Tai Chi is an ancient Chinese martial art and, as a slow movement technique, is used for both self-defense and improved health. It is traditionally practiced in a standing position with gentle circular motions that move the joints and muscles through full range of motion.
In 2008, Dr. Zibin Guo, a medical anthropologist at University of Tennessee Chattanooga collaborated with four other medical professionals at UT Chattanooga and Sisken Hospital for Physical Rehabilitation in Chattanooga to study the benefits of Tai Chi for the physically disabled.
His research was kindled by findings that showed exercise to be an important part of psychological and physical improvement for people with disabilities. The studies also indicated that inconvenient exercise classes, inaccessible facilities, financial limits, unsuitable exercise regimens and lack of motivation restricted exercise for the disabled.
Dr. Guo was a Tai Chi master and had years of experience working in rehabilitation medicine. The results of his research showed significant positive results that a simple form of Tai Chi could have in aiding with mobility and pain reduction in the disabled.
Seated Tai Chi was developed with two forms. Four moves for back pain and four moves for neck and shoulder pain were patterned according to the muscle groups involved in each type of pain. This type of Tai Chi requires less stamina and is not concerned with balance, contributing to a more relaxed session. There is less stress on the spine allowing easier rotation to promote upper body strength.
Learning the moves is easy and, since they only require a small amount of space, can be practiced in many convenient settings. They can also be used in the standing position for those who have been able to progress from a sitting position.
The clinical research showed that Seated Tai Chi is very effective in helping rehabilitation from pain and other health issues. As with traditional Tai Chi, it has also been shown to decrease stress and improve mental well being and there is no evidence that the exercise causes any harm.
Dr. Guo’s Tai Chi was performed during the 2008 Beijing Paralympics Cultural Festival. As a result, the China Federation for People with Disabilities has made it a policy to promote Seated Tai Chi in all programs that provide disabled services.

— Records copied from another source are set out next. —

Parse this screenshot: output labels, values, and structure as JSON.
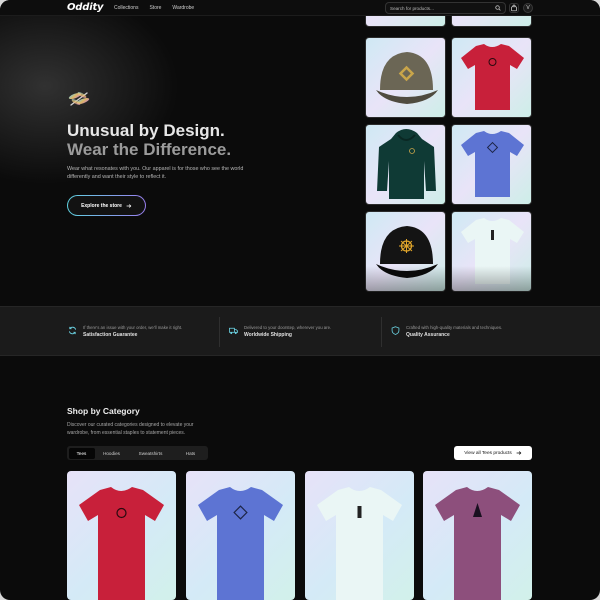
{
  "nav": {
    "logo": "Oddity",
    "links": [
      "Collections",
      "Store",
      "Wardrobe"
    ],
    "search_placeholder": "Search for products...",
    "avatar_initial": "V"
  },
  "hero": {
    "title_line1": "Unusual by Design.",
    "title_line2": "Wear the Difference.",
    "description": "Wear what resonates with you. Our apparel is for those who see the world differently and want their style to reflect it.",
    "cta_label": "Explore the store",
    "products": [
      {
        "name": "olive cap",
        "color": "#6b6655"
      },
      {
        "name": "red tee",
        "color": "#c8203a"
      },
      {
        "name": "green hoodie",
        "color": "#0f3a35"
      },
      {
        "name": "blue tee",
        "color": "#5d74d3"
      },
      {
        "name": "black cap",
        "color": "#141414"
      },
      {
        "name": "white tee",
        "color": "#eaf6f5"
      }
    ]
  },
  "features": [
    {
      "icon": "refresh-icon",
      "caption": "If there's an issue with your order, we'll make it right.",
      "title": "Satisfaction Guarantee"
    },
    {
      "icon": "truck-icon",
      "caption": "Delivered to your doorstep, wherever you are.",
      "title": "Worldwide Shipping"
    },
    {
      "icon": "shield-icon",
      "caption": "Crafted with high-quality materials and techniques.",
      "title": "Quality Assurance"
    }
  ],
  "category": {
    "title": "Shop by Category",
    "description": "Discover our curated categories designed to elevate your wardrobe, from essential staples to statement pieces.",
    "tabs": [
      "Tees",
      "Hoodies",
      "Sweatshirts",
      "Hats"
    ],
    "active_tab": "Tees",
    "view_all_label": "View all Tees products",
    "cards": [
      {
        "color": "#c8203a"
      },
      {
        "color": "#5d74d3"
      },
      {
        "color": "#eaf6f5"
      },
      {
        "color": "#8d4f7c"
      }
    ]
  },
  "accent_gradient": [
    "#5fd2e0",
    "#9a7ff0"
  ]
}
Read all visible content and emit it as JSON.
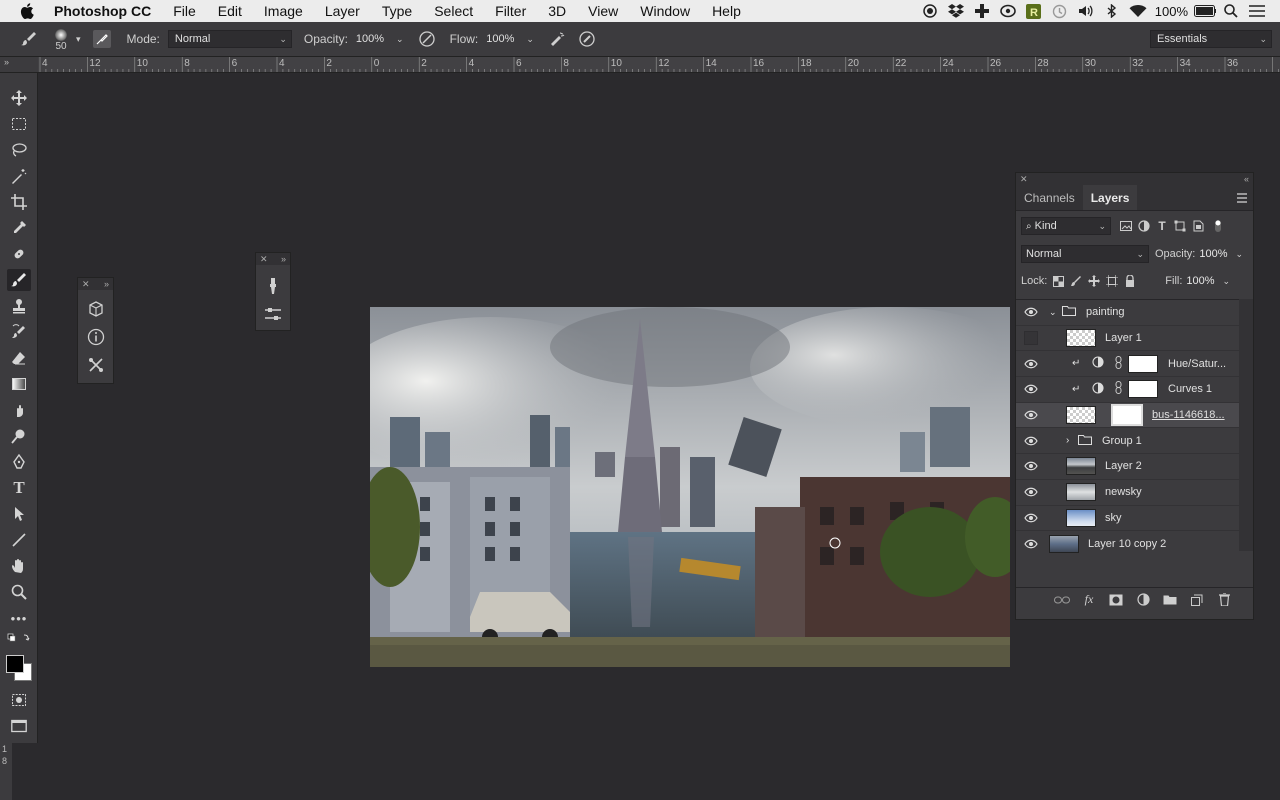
{
  "menubar": {
    "app_name": "Photoshop CC",
    "items": [
      "File",
      "Edit",
      "Image",
      "Layer",
      "Type",
      "Select",
      "Filter",
      "3D",
      "View",
      "Window",
      "Help"
    ],
    "battery": "100%"
  },
  "options": {
    "brush_size": "50",
    "mode_label": "Mode:",
    "mode_value": "Normal",
    "opacity_label": "Opacity:",
    "opacity_value": "100%",
    "flow_label": "Flow:",
    "flow_value": "100%",
    "workspace": "Essentials"
  },
  "ruler": {
    "labels": [
      "4",
      "12",
      "10",
      "8",
      "6",
      "4",
      "2",
      "0",
      "2",
      "4",
      "6",
      "8",
      "10",
      "12",
      "14",
      "16",
      "18",
      "20",
      "22",
      "24",
      "26",
      "28",
      "30",
      "32",
      "34",
      "36"
    ]
  },
  "layers_panel": {
    "tabs": [
      "Channels",
      "Layers"
    ],
    "filter_kind": "Kind",
    "blend_mode": "Normal",
    "opacity_label": "Opacity:",
    "opacity_value": "100%",
    "lock_label": "Lock:",
    "fill_label": "Fill:",
    "fill_value": "100%",
    "layers": [
      {
        "name": "painting",
        "type": "group-open",
        "visible": true
      },
      {
        "name": "Layer 1",
        "type": "pixel-empty",
        "visible": false
      },
      {
        "name": "Hue/Satur...",
        "type": "adjustment",
        "visible": true
      },
      {
        "name": "Curves 1",
        "type": "adjustment",
        "visible": true
      },
      {
        "name": "bus-1146618...",
        "type": "masked",
        "visible": true,
        "selected": true
      },
      {
        "name": "Group 1",
        "type": "group-closed",
        "visible": true
      },
      {
        "name": "Layer 2",
        "type": "photo",
        "visible": true
      },
      {
        "name": "newsky",
        "type": "photo",
        "visible": true
      },
      {
        "name": "sky",
        "type": "photo",
        "visible": true
      },
      {
        "name": "Layer 10 copy 2",
        "type": "photo",
        "visible": true
      }
    ]
  },
  "colors": {
    "ui_bg": "#2b2a2d",
    "panel_bg": "#3c3b3e",
    "menubar_bg": "#ececec",
    "selected_row": "#4a494d"
  }
}
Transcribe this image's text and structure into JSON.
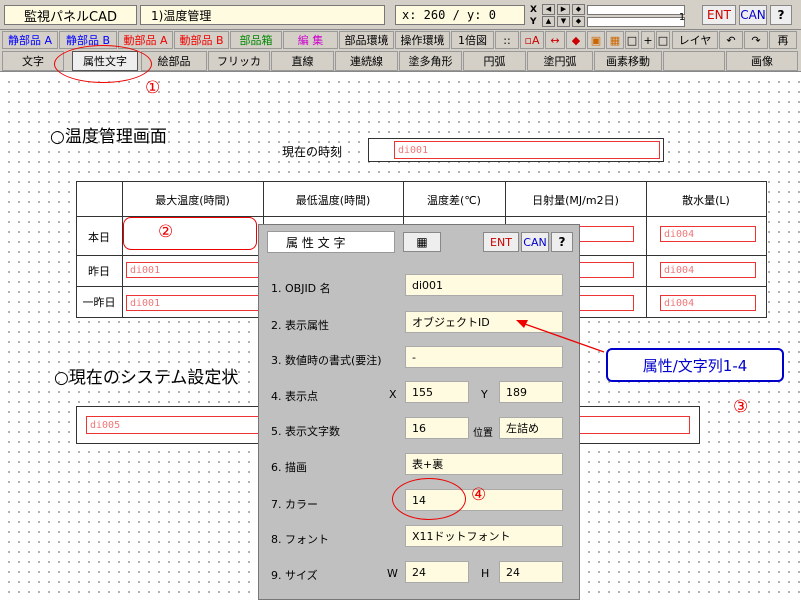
{
  "app": {
    "title": "監視パネルCAD",
    "subtitle": "1)温度管理",
    "coord": "x: 260 / y:   0",
    "xy_x": "X",
    "xy_y": "Y",
    "counter": "1",
    "ent": "ENT",
    "can": "CAN",
    "help": "?"
  },
  "toolbar1": [
    "静部品 A",
    "静部品 B",
    "動部品 A",
    "動部品 B",
    "部品箱",
    "編 集",
    "部品環境",
    "操作環境",
    "1倍図",
    "::",
    "▫A",
    "↔",
    "◆",
    "▣",
    "▦",
    "□",
    "+",
    "□",
    "レイヤ",
    "↶",
    "↷",
    "再"
  ],
  "toolbar2": [
    "文字",
    "属性文字",
    "絵部品",
    "フリッカ",
    "直線",
    "連続線",
    "塗多角形",
    "円弧",
    "塗円弧",
    "画素移動",
    "",
    "画像"
  ],
  "page": {
    "heading1": "○温度管理画面",
    "time_label": "現在の時刻",
    "time_field": "di001",
    "heading2": "○現在のシステム設定状",
    "sys_field": "di005"
  },
  "table": {
    "headers": [
      "",
      "最大温度(時間)",
      "最低温度(時間)",
      "温度差(℃)",
      "日射量(MJ/m2日)",
      "散水量(L)"
    ],
    "rows": [
      {
        "label": "本日",
        "c1": "",
        "c5": "di004"
      },
      {
        "label": "昨日",
        "c1": "di001",
        "c5": "di004"
      },
      {
        "label": "一昨日",
        "c1": "di001",
        "c5": "di004"
      }
    ]
  },
  "dialog": {
    "title": "属 性 文 字",
    "ent": "ENT",
    "can": "CAN",
    "help": "?",
    "items": [
      {
        "label": "1. OBJID 名",
        "value": "di001"
      },
      {
        "label": "2. 表示属性",
        "value": "オブジェクトID"
      },
      {
        "label": "3. 数値時の書式(要注)",
        "value": "-"
      },
      {
        "label": "4. 表示点",
        "x_label": "X",
        "x": "155",
        "y_label": "Y",
        "y": "189"
      },
      {
        "label": "5. 表示文字数",
        "value": "16",
        "pos_label": "位置",
        "pos": "左詰め"
      },
      {
        "label": "6. 描画",
        "value": "表+裏"
      },
      {
        "label": "7. カラー",
        "value": "14"
      },
      {
        "label": "8. フォント",
        "value": "X11ドットフォント"
      },
      {
        "label": "9. サイズ",
        "w_label": "W",
        "w": "24",
        "h_label": "H",
        "h": "24"
      }
    ]
  },
  "annotations": {
    "n1": "①",
    "n2": "②",
    "n3": "③",
    "n4": "④",
    "callout": "属性/文字列1-4",
    "callout_color": "#0000cc",
    "mark_color": "#ee0000"
  }
}
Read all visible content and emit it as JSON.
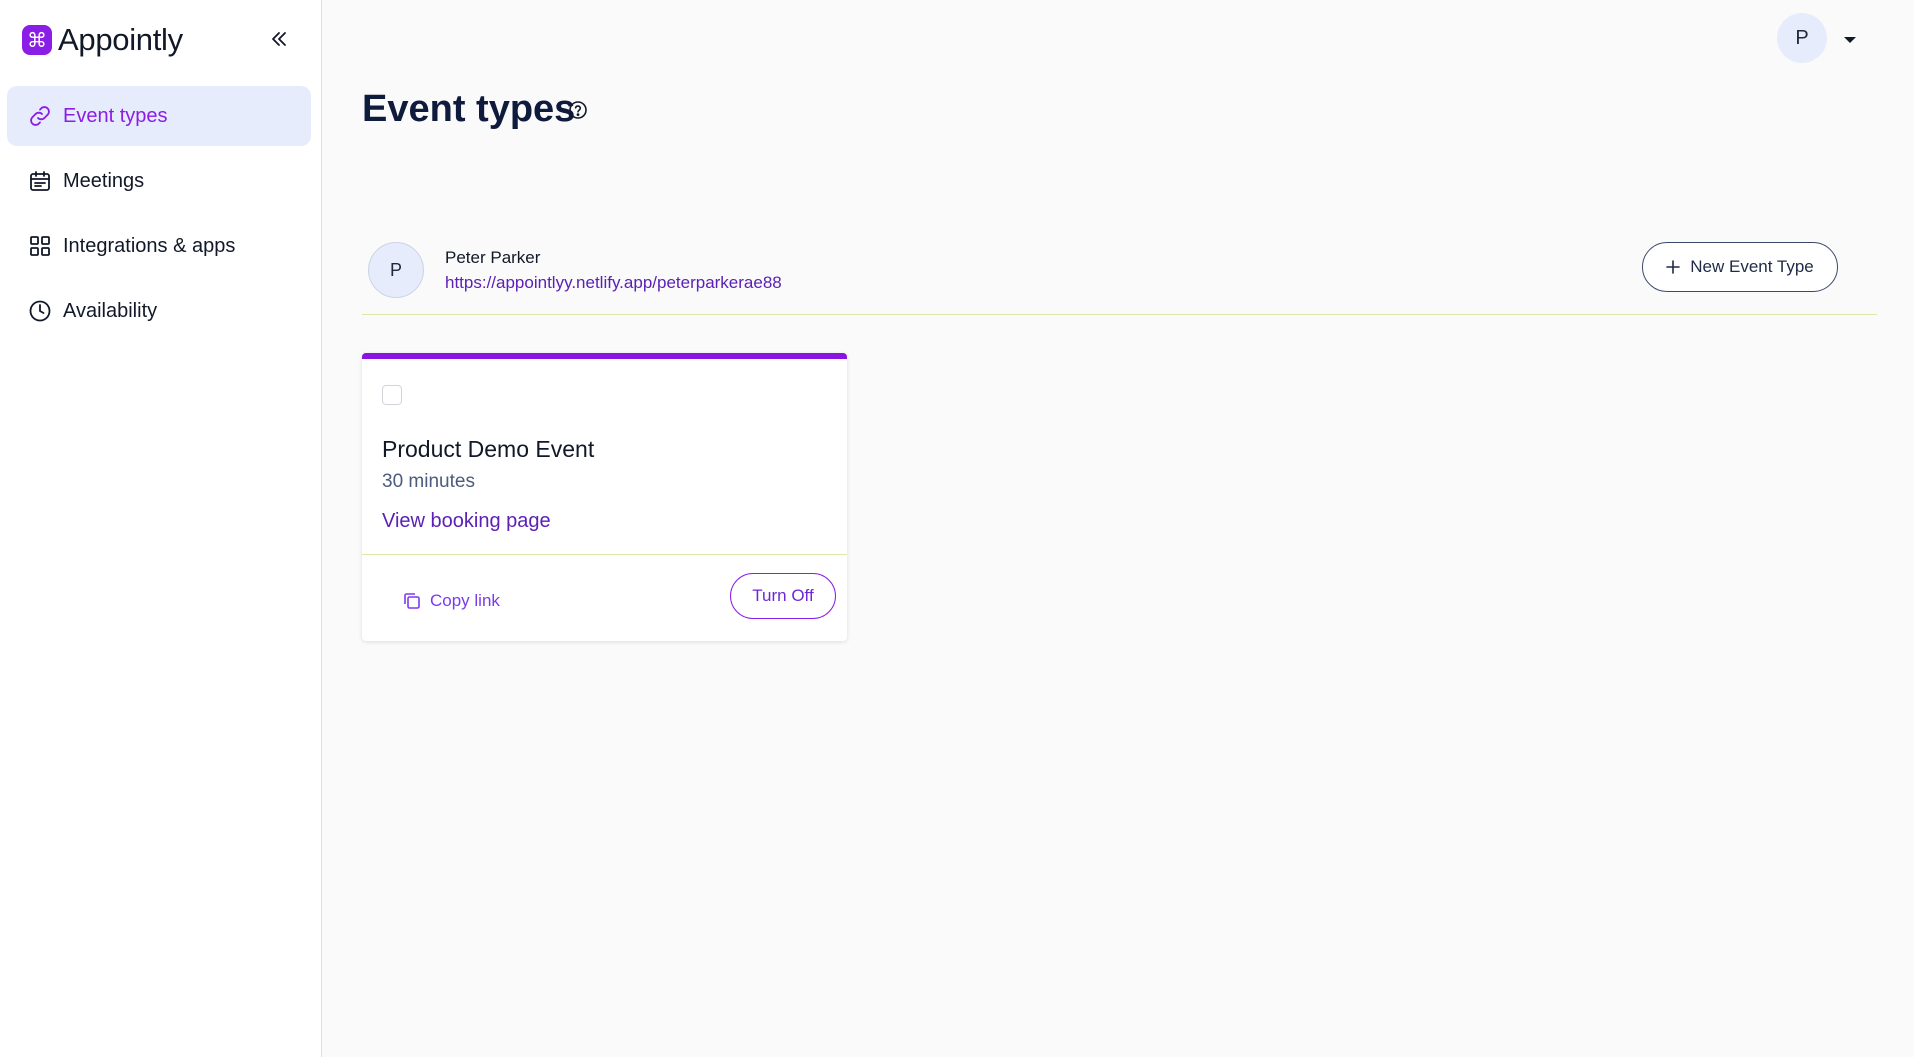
{
  "brand": {
    "name": "Appointly",
    "logo_glyph": "⌘",
    "accent": "#8b1ee6"
  },
  "sidebar": {
    "collapse_icon": "double-chevron-left-icon",
    "items": [
      {
        "label": "Event types",
        "icon": "link-icon",
        "active": true
      },
      {
        "label": "Meetings",
        "icon": "calendar-icon",
        "active": false
      },
      {
        "label": "Integrations & apps",
        "icon": "grid-icon",
        "active": false
      },
      {
        "label": "Availability",
        "icon": "clock-icon",
        "active": false
      }
    ]
  },
  "header": {
    "avatar_initial": "P",
    "menu_icon": "caret-down-icon"
  },
  "page": {
    "title": "Event types",
    "help_icon": "question-circle-icon"
  },
  "owner": {
    "initial": "P",
    "name": "Peter Parker",
    "link": "https://appointlyy.netlify.app/peterparkerae88",
    "new_event_label": "New Event Type"
  },
  "event_cards": [
    {
      "title": "Product Demo Event",
      "duration": "30 minutes",
      "view_label": "View booking page",
      "copy_label": "Copy link",
      "toggle_label": "Turn Off",
      "top_color": "#8b12e0"
    }
  ]
}
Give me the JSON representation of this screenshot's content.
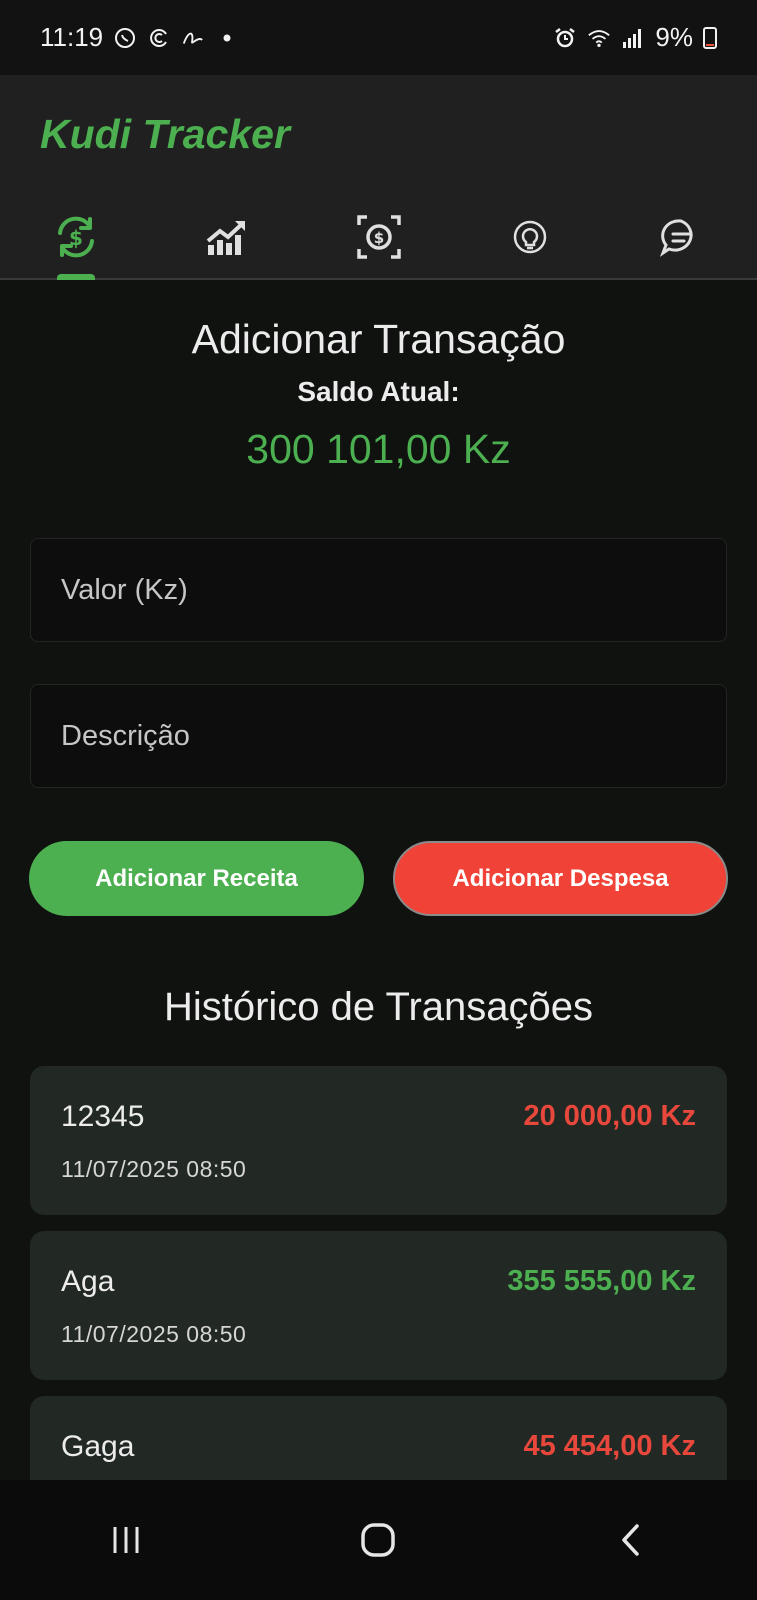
{
  "status_bar": {
    "time": "11:19",
    "battery": "9%",
    "battery_level": 0.09,
    "icons": [
      "whatsapp-icon",
      "sync-icon",
      "signature-icon",
      "dot-icon",
      "alarm-icon",
      "wifi-icon",
      "signal-icon",
      "battery-icon"
    ]
  },
  "app": {
    "title": "Kudi Tracker",
    "accent_color": "#4caf50",
    "expense_color": "#e8483c"
  },
  "tabs": [
    {
      "icon": "currency-exchange-icon",
      "selected": true
    },
    {
      "icon": "trending-chart-icon",
      "selected": false
    },
    {
      "icon": "money-scan-icon",
      "selected": false
    },
    {
      "icon": "lightbulb-icon",
      "selected": false
    },
    {
      "icon": "chat-icon",
      "selected": false
    }
  ],
  "add_section": {
    "title": "Adicionar Transação",
    "balance_label": "Saldo Atual:",
    "balance_value": "300 101,00 Kz",
    "amount_placeholder": "Valor (Kz)",
    "description_placeholder": "Descrição",
    "income_button": "Adicionar Receita",
    "expense_button": "Adicionar Despesa"
  },
  "history": {
    "title": "Histórico de Transações",
    "transactions": [
      {
        "description": "12345",
        "date": "11/07/2025 08:50",
        "amount": "20 000,00 Kz",
        "type": "expense"
      },
      {
        "description": "Aga",
        "date": "11/07/2025 08:50",
        "amount": "355 555,00 Kz",
        "type": "income"
      },
      {
        "description": "Gaga",
        "date": "",
        "amount": "45 454,00 Kz",
        "type": "expense"
      }
    ]
  },
  "navbar": {
    "icons": [
      "recent-apps-icon",
      "home-icon",
      "back-icon"
    ]
  }
}
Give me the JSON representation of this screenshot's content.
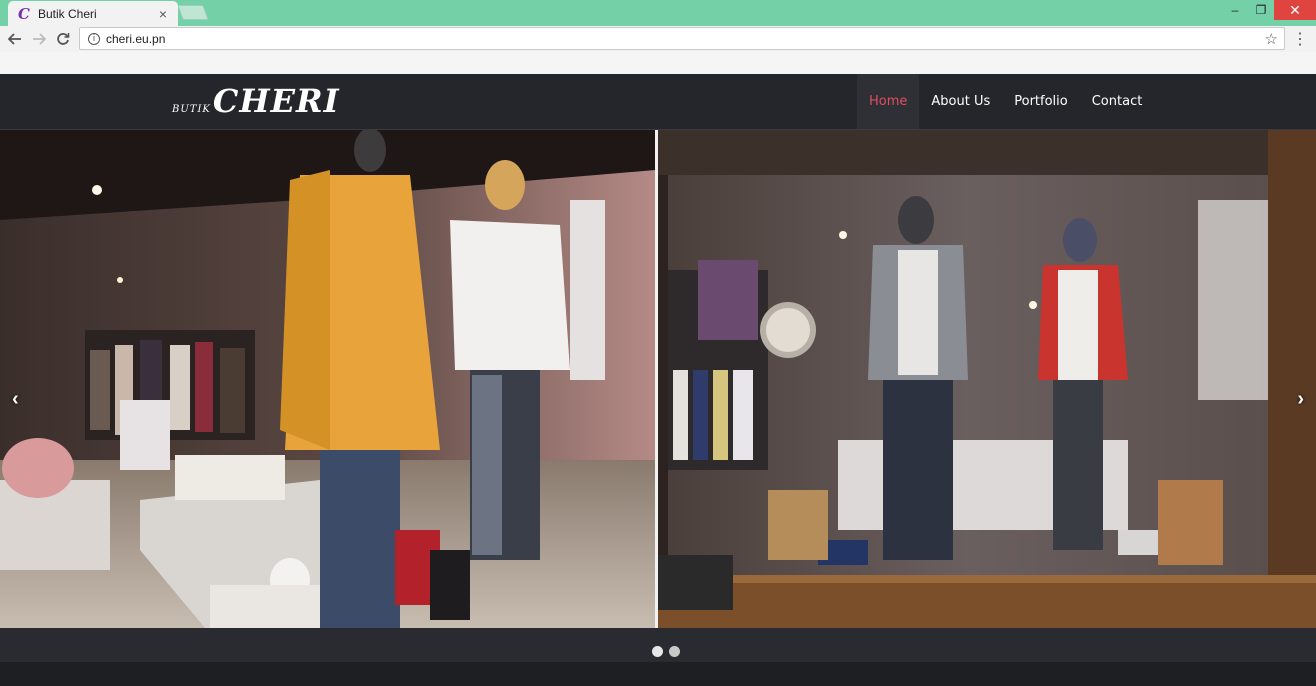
{
  "browser": {
    "tab_title": "Butik Cheri",
    "tab_close": "×",
    "url": "cheri.eu.pn",
    "favicon_glyph": "C",
    "win_minimize": "–",
    "win_maximize": "❐",
    "win_close": "✕"
  },
  "site": {
    "logo_small": "BUTIK",
    "logo_big": "CHERI",
    "nav": [
      {
        "label": "Home",
        "active": true
      },
      {
        "label": "About Us"
      },
      {
        "label": "Portfolio"
      },
      {
        "label": "Contact"
      }
    ]
  },
  "carousel": {
    "prev": "‹",
    "next": "›",
    "slide_count": 2,
    "active_slide": 1
  },
  "colors": {
    "titlebar": "#74d0a7",
    "header_bg": "#25262b",
    "nav_active": "#e24b63",
    "close_button": "#e0443e"
  }
}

In the United States, University of Tennessee Chattanooga is now offering certification to any therapists interested in using seated/wheelchair Tai Chi in the rehabilitation of people with physical limitations due to injuries or chronic health conditions.